[Page and application data records]
Content starts

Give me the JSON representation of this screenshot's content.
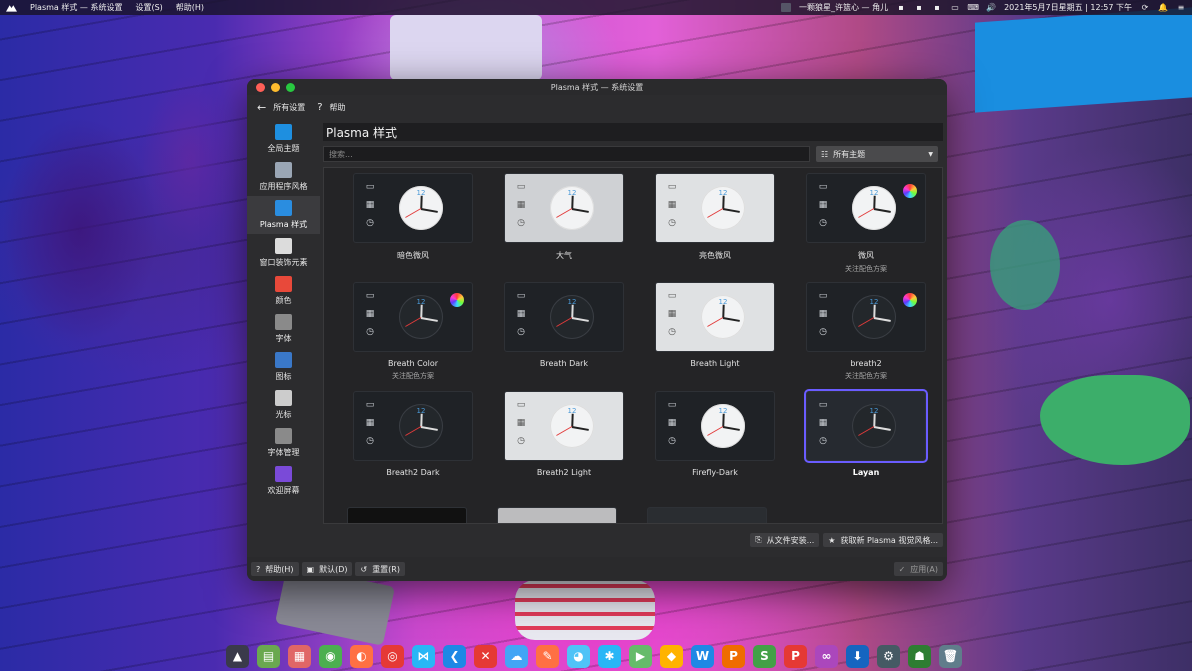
{
  "menubar": {
    "app_name": "Plasma 样式 — 系统设置",
    "menu_settings": "设置(S)",
    "menu_help": "帮助(H)",
    "now_playing": "一颗狼星_许篮心 — 角儿",
    "datetime": "2021年5月7日星期五 | 12:57 下午"
  },
  "window": {
    "title": "Plasma 样式 — 系统设置",
    "toolbar": {
      "back_label": "所有设置",
      "help_label": "帮助"
    },
    "sidebar": [
      {
        "label": "全局主题",
        "icon": "global-theme-icon",
        "color": "#1e8fe0"
      },
      {
        "label": "应用程序风格",
        "icon": "app-style-icon",
        "color": "#9aa6b5"
      },
      {
        "label": "Plasma 样式",
        "icon": "plasma-style-icon",
        "color": "#2a8de0",
        "active": true
      },
      {
        "label": "窗口装饰元素",
        "icon": "window-decoration-icon",
        "color": "#dcdcdc"
      },
      {
        "label": "颜色",
        "icon": "colors-icon",
        "color": "#e8493a"
      },
      {
        "label": "字体",
        "icon": "fonts-icon",
        "color": "#8a8a8a"
      },
      {
        "label": "图标",
        "icon": "icons-icon",
        "color": "#3a78c8"
      },
      {
        "label": "光标",
        "icon": "cursor-icon",
        "color": "#cccccc"
      },
      {
        "label": "字体管理",
        "icon": "font-management-icon",
        "color": "#8a8a8a"
      },
      {
        "label": "欢迎屏幕",
        "icon": "splash-screen-icon",
        "color": "#7a4ad8"
      }
    ],
    "page_title": "Plasma 样式",
    "search_placeholder": "搜索...",
    "filter_label": "所有主题",
    "themes": [
      {
        "name": "暗色微风",
        "subtitle": "",
        "style": "dark",
        "wheel": false
      },
      {
        "name": "大气",
        "subtitle": "",
        "style": "mid",
        "wheel": false
      },
      {
        "name": "亮色微风",
        "subtitle": "",
        "style": "light",
        "wheel": false
      },
      {
        "name": "微风",
        "subtitle": "关注配色方案",
        "style": "dark",
        "wheel": true
      },
      {
        "name": "Breath Color",
        "subtitle": "关注配色方案",
        "style": "darkc",
        "wheel": true
      },
      {
        "name": "Breath Dark",
        "subtitle": "",
        "style": "darkc",
        "wheel": false
      },
      {
        "name": "Breath Light",
        "subtitle": "",
        "style": "lightc",
        "wheel": false
      },
      {
        "name": "breath2",
        "subtitle": "关注配色方案",
        "style": "darkc",
        "wheel": true
      },
      {
        "name": "Breath2 Dark",
        "subtitle": "",
        "style": "darkc",
        "wheel": false
      },
      {
        "name": "Breath2 Light",
        "subtitle": "",
        "style": "lightc",
        "wheel": false
      },
      {
        "name": "Firefly-Dark",
        "subtitle": "",
        "style": "dark",
        "wheel": false
      },
      {
        "name": "Layan",
        "subtitle": "",
        "style": "layan",
        "wheel": false,
        "selected": true
      }
    ],
    "install_from_file": "从文件安装...",
    "get_new": "获取新 Plasma 视觉风格...",
    "footer": {
      "help": "帮助(H)",
      "defaults": "默认(D)",
      "reset": "重置(R)",
      "apply": "应用(A)"
    }
  },
  "dock": [
    {
      "icon": "plasma-launcher-icon",
      "color": "#3a3a4a",
      "glyph": "▲"
    },
    {
      "icon": "file-manager-icon",
      "color": "#6aa84f",
      "glyph": "▤"
    },
    {
      "icon": "app-grid-icon",
      "color": "#e06666",
      "glyph": "▦"
    },
    {
      "icon": "chrome-icon",
      "color": "#4caf50",
      "glyph": "◉"
    },
    {
      "icon": "firefox-icon",
      "color": "#ff7043",
      "glyph": "◐"
    },
    {
      "icon": "weibo-icon",
      "color": "#e53935",
      "glyph": "◎"
    },
    {
      "icon": "connect-icon",
      "color": "#29b6f6",
      "glyph": "⋈"
    },
    {
      "icon": "vscode-icon",
      "color": "#1e88e5",
      "glyph": "❮"
    },
    {
      "icon": "xmind-icon",
      "color": "#e53935",
      "glyph": "✕"
    },
    {
      "icon": "chat-icon",
      "color": "#42a5f5",
      "glyph": "☁"
    },
    {
      "icon": "pen-icon",
      "color": "#ff7043",
      "glyph": "✎"
    },
    {
      "icon": "qq-icon",
      "color": "#4fc3f7",
      "glyph": "◕"
    },
    {
      "icon": "star-icon",
      "color": "#29b6f6",
      "glyph": "✱"
    },
    {
      "icon": "player-icon",
      "color": "#66bb6a",
      "glyph": "▶"
    },
    {
      "icon": "wallet-icon",
      "color": "#ffb300",
      "glyph": "◆"
    },
    {
      "icon": "writer-icon",
      "color": "#1e88e5",
      "glyph": "W"
    },
    {
      "icon": "presentation-icon",
      "color": "#ef6c00",
      "glyph": "P"
    },
    {
      "icon": "spreadsheet-icon",
      "color": "#43a047",
      "glyph": "S"
    },
    {
      "icon": "pdf-icon",
      "color": "#e53935",
      "glyph": "P"
    },
    {
      "icon": "cloud-icon",
      "color": "#ab47bc",
      "glyph": "∞"
    },
    {
      "icon": "store-icon",
      "color": "#1565c0",
      "glyph": "⬇"
    },
    {
      "icon": "settings-icon",
      "color": "#455a64",
      "glyph": "⚙"
    },
    {
      "icon": "ghost-icon",
      "color": "#2e7d32",
      "glyph": "☗"
    },
    {
      "icon": "trash-icon",
      "color": "#607d8b",
      "glyph": "🗑"
    }
  ]
}
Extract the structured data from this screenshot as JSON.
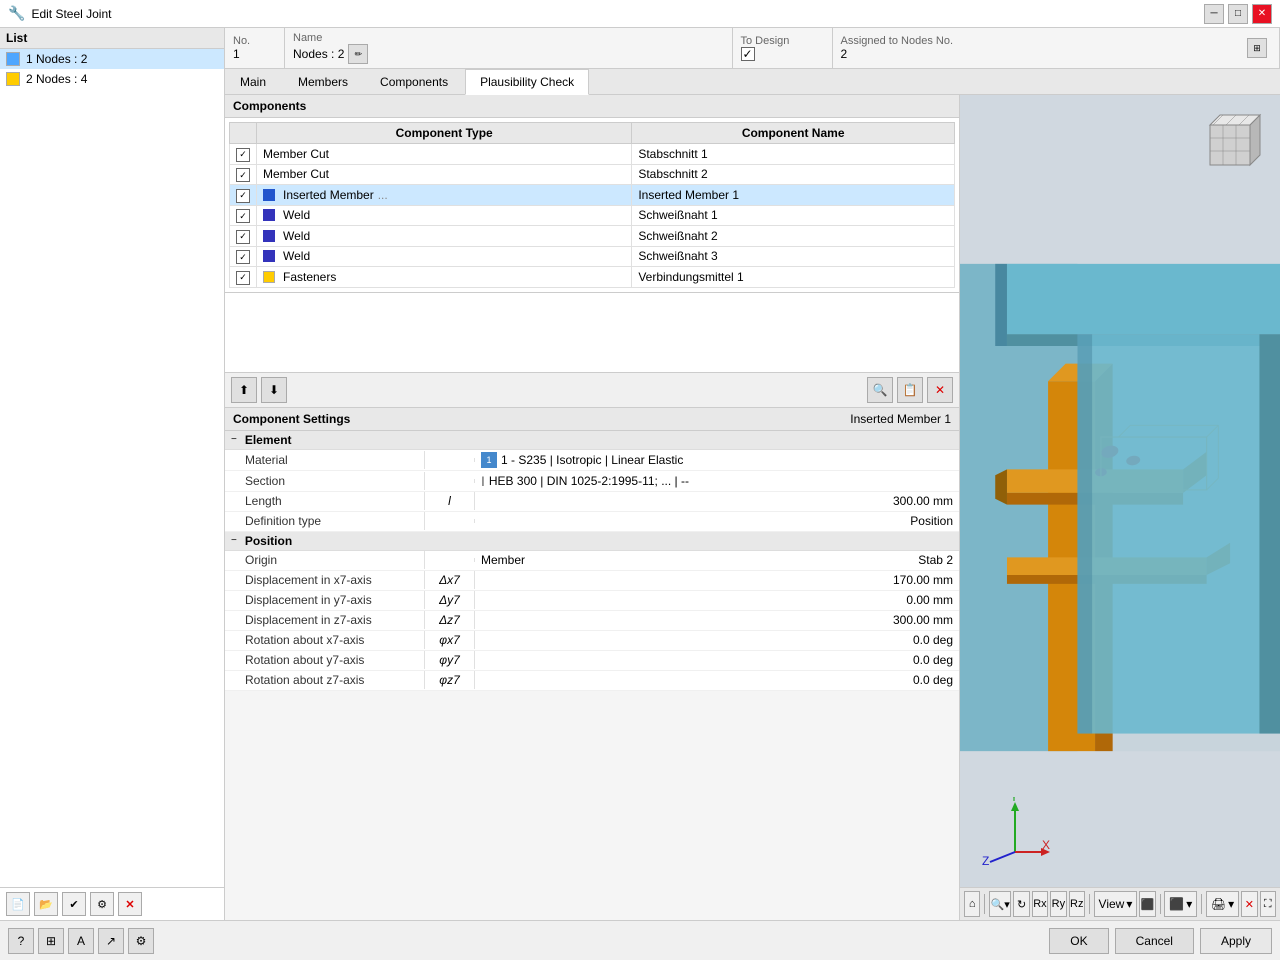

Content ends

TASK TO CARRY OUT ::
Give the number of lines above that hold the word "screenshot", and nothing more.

ANSWER FOR THE TASK ::
2